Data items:
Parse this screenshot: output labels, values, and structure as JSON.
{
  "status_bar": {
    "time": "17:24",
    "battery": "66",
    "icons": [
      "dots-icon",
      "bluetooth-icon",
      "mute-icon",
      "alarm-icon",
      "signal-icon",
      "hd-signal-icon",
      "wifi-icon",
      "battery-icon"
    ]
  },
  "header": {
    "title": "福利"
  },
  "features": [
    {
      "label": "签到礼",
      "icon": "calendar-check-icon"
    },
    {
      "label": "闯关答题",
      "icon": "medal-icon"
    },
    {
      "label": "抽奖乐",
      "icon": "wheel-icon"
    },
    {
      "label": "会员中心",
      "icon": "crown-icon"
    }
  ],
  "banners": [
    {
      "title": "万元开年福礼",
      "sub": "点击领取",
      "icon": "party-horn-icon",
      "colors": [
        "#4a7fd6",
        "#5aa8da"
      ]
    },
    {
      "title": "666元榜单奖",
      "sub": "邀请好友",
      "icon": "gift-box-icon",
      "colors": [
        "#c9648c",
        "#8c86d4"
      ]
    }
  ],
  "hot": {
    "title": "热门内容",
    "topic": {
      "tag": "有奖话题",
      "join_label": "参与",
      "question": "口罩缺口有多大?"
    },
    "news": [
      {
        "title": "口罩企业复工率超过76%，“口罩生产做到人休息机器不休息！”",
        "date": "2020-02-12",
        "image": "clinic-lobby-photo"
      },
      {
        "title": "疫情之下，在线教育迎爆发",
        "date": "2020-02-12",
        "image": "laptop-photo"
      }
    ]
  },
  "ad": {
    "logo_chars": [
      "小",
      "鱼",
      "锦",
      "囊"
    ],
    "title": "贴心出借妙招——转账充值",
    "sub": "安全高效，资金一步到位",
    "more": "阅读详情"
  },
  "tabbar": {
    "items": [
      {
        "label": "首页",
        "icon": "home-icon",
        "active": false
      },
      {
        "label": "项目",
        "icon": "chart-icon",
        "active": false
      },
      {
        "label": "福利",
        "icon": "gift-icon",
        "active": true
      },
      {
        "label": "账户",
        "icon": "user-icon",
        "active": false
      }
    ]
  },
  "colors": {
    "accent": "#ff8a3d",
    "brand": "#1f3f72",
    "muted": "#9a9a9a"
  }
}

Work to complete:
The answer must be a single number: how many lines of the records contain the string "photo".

Answer to the exercise:
2